At least 60 nurse midwife upgrading students from the Malawi College of Health Sciences (MCHS) Blantyre Campus risk missing their licensure examinations administered by the Nurses and Midwives Council of Malawi after their college allegedly failed to comply with assessment procedures.
The council is scheduled to administer the examinations for different levels starting from next Monday in Blantyre, Lilongwe and Mzuzu which would have resulted in the said students being recognised as registered nurses.
Some affected students who spoke to The Nation have since complained against the development, arguing it is infringing on their rights to education and work as the development means they will have to wait a little longer before they can be recognised as registered nurses.
Registrar and chief executive officer (CEO) of the Nurses and Midwives Council of Malawi Dr. Isabella Msolomba Musisi confirmed in an interview yesterday the council dispatched a team to the college to monitor and evaluate where it was revealed that some assessments were not done on the students.
“I had sent a team to the college some six weeks ago, but we did not get evidence that some of the assessments were done on the students, so we told them that, as a council we could not allow them to sit the exams,” said Msolomba Musisi yesterday.
According to the council, some students were set to sit the examinations when they did not actually complete and accumulate necessary hours of clinical placement as stipulated by the council’s regulations.
Thus, the nurses’ council advised MCHS on September 20 2016 that the students would have to wait for another round of examinations to be administered in April next year unless the students are brought back to the college and suitably assessed within a specified period.
Currently, students from all the nursing colleges are in their campuses for refresher course in readiness for the examinations.
The registrar said the college management had promised her that the students would be called to be properly assessed and “we responded that what we want is a documented evidence of the assessment.”
She said: “As of now, we are waiting for them to produce real evidence to the council that these students were really assessed. We don’t want to compromise quality and if they were falsifying [cases], they must know that they are not only killing the students, but also compromising the quality of standards of the profession.”

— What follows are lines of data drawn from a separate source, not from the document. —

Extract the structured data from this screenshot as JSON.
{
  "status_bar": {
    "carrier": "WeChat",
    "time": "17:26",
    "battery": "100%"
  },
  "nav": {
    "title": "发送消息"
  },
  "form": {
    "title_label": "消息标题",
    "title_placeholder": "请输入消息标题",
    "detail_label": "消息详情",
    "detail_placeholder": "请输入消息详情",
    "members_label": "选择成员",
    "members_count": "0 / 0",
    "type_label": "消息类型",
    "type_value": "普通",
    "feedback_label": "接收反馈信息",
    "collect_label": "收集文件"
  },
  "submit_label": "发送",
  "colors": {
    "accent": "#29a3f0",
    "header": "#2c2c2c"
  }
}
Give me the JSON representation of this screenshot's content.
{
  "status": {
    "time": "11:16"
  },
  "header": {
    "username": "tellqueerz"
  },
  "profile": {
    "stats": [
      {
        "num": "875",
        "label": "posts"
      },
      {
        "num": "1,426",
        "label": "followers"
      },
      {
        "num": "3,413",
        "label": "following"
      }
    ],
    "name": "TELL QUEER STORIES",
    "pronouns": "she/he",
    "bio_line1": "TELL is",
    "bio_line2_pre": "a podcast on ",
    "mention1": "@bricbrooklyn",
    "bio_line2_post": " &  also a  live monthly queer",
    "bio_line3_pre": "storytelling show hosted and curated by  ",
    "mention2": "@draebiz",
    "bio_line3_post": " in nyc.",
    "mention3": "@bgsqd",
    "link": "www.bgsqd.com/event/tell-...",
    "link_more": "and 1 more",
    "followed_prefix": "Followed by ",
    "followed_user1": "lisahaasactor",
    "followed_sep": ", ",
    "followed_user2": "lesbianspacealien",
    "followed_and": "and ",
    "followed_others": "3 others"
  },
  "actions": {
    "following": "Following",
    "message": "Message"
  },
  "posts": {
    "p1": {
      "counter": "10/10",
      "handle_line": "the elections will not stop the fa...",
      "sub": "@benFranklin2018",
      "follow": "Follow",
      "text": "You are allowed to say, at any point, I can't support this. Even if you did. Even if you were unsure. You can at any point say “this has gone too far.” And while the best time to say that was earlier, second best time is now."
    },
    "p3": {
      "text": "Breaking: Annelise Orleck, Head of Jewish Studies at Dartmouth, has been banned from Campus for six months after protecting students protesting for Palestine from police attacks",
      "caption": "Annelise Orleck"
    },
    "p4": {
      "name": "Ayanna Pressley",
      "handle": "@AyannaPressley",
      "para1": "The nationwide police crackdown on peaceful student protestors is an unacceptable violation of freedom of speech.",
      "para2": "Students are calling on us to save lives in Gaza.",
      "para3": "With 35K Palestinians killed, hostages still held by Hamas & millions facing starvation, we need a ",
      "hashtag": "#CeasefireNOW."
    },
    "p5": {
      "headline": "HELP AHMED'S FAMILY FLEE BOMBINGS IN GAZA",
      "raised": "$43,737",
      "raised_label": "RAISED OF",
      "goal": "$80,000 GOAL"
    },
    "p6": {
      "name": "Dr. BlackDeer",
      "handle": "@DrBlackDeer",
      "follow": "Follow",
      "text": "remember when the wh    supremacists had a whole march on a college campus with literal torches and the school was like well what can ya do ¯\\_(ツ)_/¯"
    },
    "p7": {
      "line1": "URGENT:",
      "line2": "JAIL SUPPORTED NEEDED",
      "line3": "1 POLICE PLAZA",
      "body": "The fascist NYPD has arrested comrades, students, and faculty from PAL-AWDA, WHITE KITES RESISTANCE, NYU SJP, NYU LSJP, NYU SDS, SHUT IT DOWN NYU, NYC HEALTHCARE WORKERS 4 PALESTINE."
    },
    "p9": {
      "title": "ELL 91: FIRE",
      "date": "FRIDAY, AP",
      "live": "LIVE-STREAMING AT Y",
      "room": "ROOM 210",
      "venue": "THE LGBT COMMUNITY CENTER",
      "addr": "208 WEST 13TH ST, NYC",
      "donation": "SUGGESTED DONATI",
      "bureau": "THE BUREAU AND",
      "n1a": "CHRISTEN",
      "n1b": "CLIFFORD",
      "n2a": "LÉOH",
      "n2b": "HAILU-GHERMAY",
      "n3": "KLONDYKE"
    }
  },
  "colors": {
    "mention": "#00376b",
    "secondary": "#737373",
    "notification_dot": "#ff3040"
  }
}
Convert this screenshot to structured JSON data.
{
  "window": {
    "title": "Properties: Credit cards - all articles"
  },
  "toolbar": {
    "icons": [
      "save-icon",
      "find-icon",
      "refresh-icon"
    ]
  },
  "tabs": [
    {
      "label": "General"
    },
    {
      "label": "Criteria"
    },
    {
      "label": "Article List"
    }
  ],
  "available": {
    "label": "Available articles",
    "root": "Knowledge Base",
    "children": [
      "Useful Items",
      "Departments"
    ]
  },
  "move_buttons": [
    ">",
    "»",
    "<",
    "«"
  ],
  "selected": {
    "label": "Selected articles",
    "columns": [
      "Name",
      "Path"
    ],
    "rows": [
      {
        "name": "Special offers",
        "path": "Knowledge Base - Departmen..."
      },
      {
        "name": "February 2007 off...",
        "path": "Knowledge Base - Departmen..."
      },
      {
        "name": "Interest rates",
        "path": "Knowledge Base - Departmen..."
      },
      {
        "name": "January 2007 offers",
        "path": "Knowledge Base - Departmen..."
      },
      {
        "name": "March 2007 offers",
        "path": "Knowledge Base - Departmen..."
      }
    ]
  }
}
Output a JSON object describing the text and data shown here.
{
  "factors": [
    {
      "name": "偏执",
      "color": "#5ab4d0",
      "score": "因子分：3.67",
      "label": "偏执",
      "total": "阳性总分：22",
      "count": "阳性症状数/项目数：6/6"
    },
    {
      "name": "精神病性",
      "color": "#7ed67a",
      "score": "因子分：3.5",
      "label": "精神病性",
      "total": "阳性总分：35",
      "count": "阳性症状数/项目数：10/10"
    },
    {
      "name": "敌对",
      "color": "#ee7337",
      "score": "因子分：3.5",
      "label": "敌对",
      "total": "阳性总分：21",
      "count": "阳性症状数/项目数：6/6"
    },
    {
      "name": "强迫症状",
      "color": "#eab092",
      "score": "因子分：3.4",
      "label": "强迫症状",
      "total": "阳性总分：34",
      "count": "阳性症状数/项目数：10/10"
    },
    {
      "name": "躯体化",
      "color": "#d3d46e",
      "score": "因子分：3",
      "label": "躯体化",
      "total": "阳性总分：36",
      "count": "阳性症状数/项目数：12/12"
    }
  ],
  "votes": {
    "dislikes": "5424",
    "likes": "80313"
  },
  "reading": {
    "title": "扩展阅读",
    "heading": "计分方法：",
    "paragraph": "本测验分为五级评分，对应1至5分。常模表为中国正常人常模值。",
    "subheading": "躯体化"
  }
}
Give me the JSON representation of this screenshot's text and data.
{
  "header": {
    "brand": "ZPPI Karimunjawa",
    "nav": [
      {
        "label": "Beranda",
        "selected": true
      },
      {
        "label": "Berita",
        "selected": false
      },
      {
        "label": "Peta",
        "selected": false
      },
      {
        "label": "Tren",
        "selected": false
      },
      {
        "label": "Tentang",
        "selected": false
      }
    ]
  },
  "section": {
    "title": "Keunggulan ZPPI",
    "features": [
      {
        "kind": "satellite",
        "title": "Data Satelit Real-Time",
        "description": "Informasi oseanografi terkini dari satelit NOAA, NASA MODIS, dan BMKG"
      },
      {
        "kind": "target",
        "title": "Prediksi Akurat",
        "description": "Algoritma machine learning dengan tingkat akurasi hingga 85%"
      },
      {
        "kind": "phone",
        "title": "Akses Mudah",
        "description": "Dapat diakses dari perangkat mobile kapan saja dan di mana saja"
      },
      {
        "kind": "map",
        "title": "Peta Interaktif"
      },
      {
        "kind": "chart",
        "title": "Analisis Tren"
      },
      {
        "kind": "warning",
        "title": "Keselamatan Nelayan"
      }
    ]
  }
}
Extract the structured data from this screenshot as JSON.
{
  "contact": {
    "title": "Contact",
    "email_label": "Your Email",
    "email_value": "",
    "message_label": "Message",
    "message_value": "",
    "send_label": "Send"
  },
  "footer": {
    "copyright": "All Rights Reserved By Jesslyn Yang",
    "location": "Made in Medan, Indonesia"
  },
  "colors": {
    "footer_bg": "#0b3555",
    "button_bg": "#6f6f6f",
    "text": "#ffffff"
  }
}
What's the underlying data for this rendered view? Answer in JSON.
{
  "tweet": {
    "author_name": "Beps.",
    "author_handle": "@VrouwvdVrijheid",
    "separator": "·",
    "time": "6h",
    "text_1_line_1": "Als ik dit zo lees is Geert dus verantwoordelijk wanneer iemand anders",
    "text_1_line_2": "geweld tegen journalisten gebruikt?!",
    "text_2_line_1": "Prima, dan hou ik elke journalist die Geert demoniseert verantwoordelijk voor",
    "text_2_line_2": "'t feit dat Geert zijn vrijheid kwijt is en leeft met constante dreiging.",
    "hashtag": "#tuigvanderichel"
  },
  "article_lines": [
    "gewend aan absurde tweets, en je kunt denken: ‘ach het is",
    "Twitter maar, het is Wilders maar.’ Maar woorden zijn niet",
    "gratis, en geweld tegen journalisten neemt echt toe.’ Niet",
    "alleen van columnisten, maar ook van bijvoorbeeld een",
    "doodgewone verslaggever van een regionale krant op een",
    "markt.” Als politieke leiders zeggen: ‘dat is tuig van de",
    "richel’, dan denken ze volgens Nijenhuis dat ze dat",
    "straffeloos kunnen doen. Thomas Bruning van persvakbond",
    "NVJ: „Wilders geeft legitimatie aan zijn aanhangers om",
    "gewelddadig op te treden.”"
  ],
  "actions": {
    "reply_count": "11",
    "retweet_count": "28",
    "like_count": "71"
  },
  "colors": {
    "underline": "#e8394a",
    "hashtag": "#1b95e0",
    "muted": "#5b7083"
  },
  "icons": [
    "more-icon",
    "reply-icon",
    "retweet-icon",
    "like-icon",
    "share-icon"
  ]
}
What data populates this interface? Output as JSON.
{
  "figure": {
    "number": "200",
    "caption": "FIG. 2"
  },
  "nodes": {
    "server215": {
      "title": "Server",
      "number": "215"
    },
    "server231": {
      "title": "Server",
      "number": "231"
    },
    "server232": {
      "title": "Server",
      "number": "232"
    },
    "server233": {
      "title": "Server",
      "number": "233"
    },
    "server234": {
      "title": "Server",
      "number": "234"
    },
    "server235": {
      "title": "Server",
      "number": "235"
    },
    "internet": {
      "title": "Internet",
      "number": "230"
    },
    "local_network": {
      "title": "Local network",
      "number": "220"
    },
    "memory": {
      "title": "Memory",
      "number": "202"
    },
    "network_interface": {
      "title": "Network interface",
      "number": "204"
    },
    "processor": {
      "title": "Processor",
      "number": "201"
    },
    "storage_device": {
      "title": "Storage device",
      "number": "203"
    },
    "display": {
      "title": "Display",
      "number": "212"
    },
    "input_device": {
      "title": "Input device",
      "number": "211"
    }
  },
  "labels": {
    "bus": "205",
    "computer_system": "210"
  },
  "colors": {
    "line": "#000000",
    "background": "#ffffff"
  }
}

Efforts to get a comment from the executive director of MCHS Tanack Masache proved futile as he could not speak to this reporter when contacted upon introduction of the subject.
However, the college’s efforts to try and address the issue were held back by the workers strike that resulted in all the three MCHS campuses in Blantyre, Lilongwe and Zomba being shut down since early this month.
The members of staff embarked on an industrial action demanding salary increment, claiming that their salaries are 80 percent lower than those of their counterparts in other training institutions run by statutory corporations.
But commenting on the issue, president of the National Organisation of Nurses and Midwives in Malawi (NONM) Dorothy Ngoma backed the council, saying its action was not meant to punish the students, but the problem was with the college for presenting the students to write the examinations without completing their clinical hours.
“I am aware of the issue because some members complained to us. But this is a professional practice; you don’t just go to write exams without actually completing the necessary clinical hours.
“I have actually talked to some students and explained to them about this mess. We have the responsibility to protect our members, but at the same time it is not acceptable and it cannot be done for a student not to complete the required numbers of hours of experience and then be presented to the council to write the examinations.
“If they produce evidence to the council that they completed the clinical hours then we can challenge the council or the college in court, but in the absence of the evidence it is simple they just have to go back and redo [the recommended clinical hours]. Similarly, if they fail the examinations they will have to go back in class and repeat the studies because they will be dealing with human lives,” explained Ngoma.n